Have you ever wondered why the U.S. standard railroad gauge (the distance between the rails) is 4 feet, 8½ inches?
Probably not, but you must admit it’s a peculiar number. Like many of our US measuring systems, the origin was British. Their standards were applied to the U.S. railroads.
Why did the British build them like that?
Because that is the gauge that the pre-railroad British tramway system used.
Why did the British begin using that gauge?
Because the people who built the tramways used the same jigs and tools that they used for building wagons and applied the same wheel spacing.
Then, how was the measurement established for wagon wheel spacing?
If they tried to use any other spacing, the wagon wheels would break on some of the old, long-distance roads in England, because that was the established spacing of the wheel ruts.
So who built those old rutted roads?
Imperial Rome built the first long-distance roads in Europe (and England) for their legions. The roads have been used ever since.
And the ruts in the roads?
The standard-size Roman war chariots formed the initial ruts, which everyone else had to match for fear of destroying their wagon wheels.
So the United States standard railroad gauge of 4′ 8.5″ is derived from the original specifications for an Imperial Roman war chariot?
Truth is stranger than fiction.
What Roman horse’s ass came up with that number?
The answer is two. The Imperial Roman war chariots were designed just wide enough to accommodate the back ends of two war horses.

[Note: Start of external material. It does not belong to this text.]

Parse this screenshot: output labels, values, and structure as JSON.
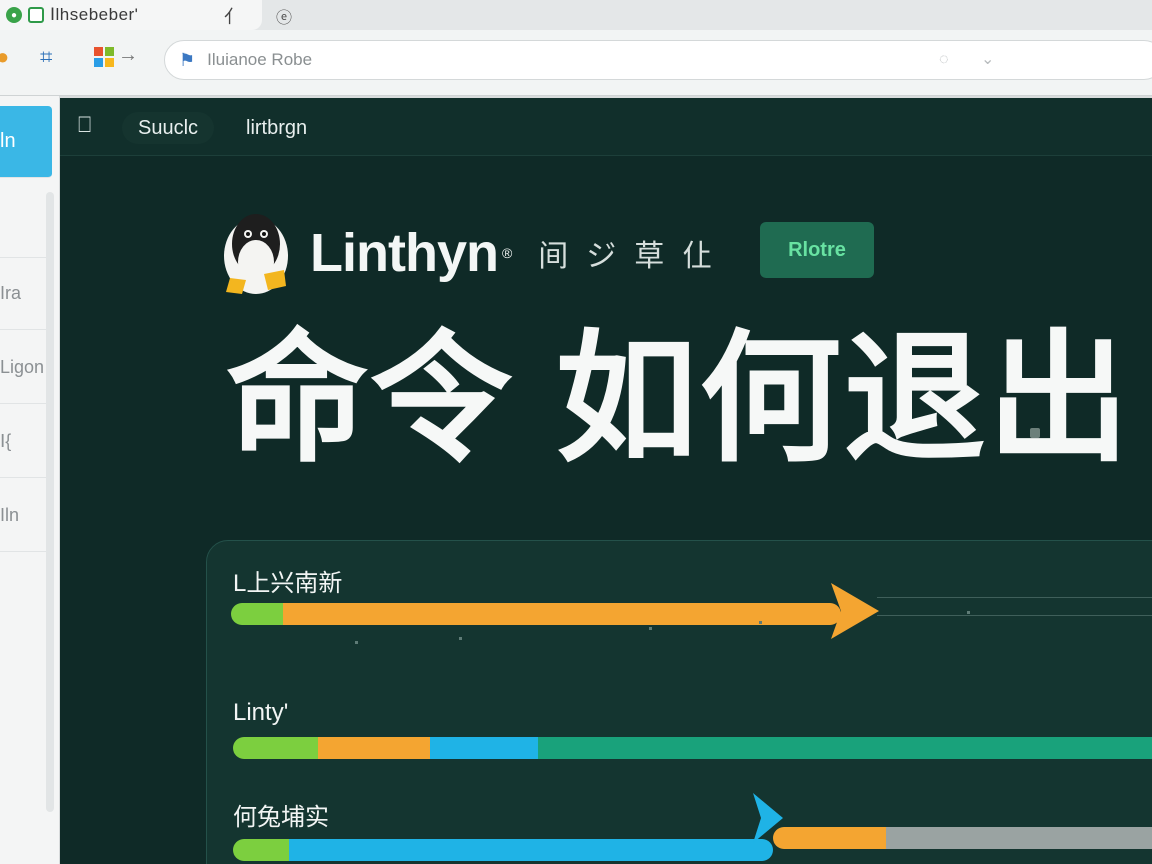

When Napoleon marched on Russia, his army made much slower progress than planned once they reached eastern Europe because the ruts deviated from Roman gauge. As a result of this delay, they got caught in the fields during the Russian winter rather than on the outskirts of Moscow. And then, of course, they lost the war.
As you look at this photo of the space shuttle, you’ll notice the two big rockets attached to the sides of the main fuel tank. These are the solid rocket boosters. They are produced at the Thiokol rocket plant in Utah. The engineers who designed the rocket boosters might have preferred to design them to be a bit wider, but because had to be shipped by train from the factory to the launch site, the size of booster rocket’s design was limited by the fact that the connecting rail line runs through a mountain tunnel only slightly wider than the railroad track.
So, the outer dimensions of space shuttle’s booster rockets were not as much determined by rocket scientists, but once again by… two imperial roman horses’ asses.
(Edited excerpts from the National Review/January 24, 2000)
For over one hundred years, railroad executives worked with the mindset that they were in the railroad business. What if they had thought of themselves as players in the transportation business? Might we now see Union Pacific Airlines? Or, Santa Fe Overnight Delivery?
In what areas of your business do you complacently say; We’ve always done it that way? How has it effected your opportunities for innovation and growth? What strategic opportunities are you missing? In what areas is your future being determined by horses asses?
Unlike most Working SMART briefings, I am not the author here, only the editor of this historic example of standardization and resistance to change. It was compiled from five different internet resources.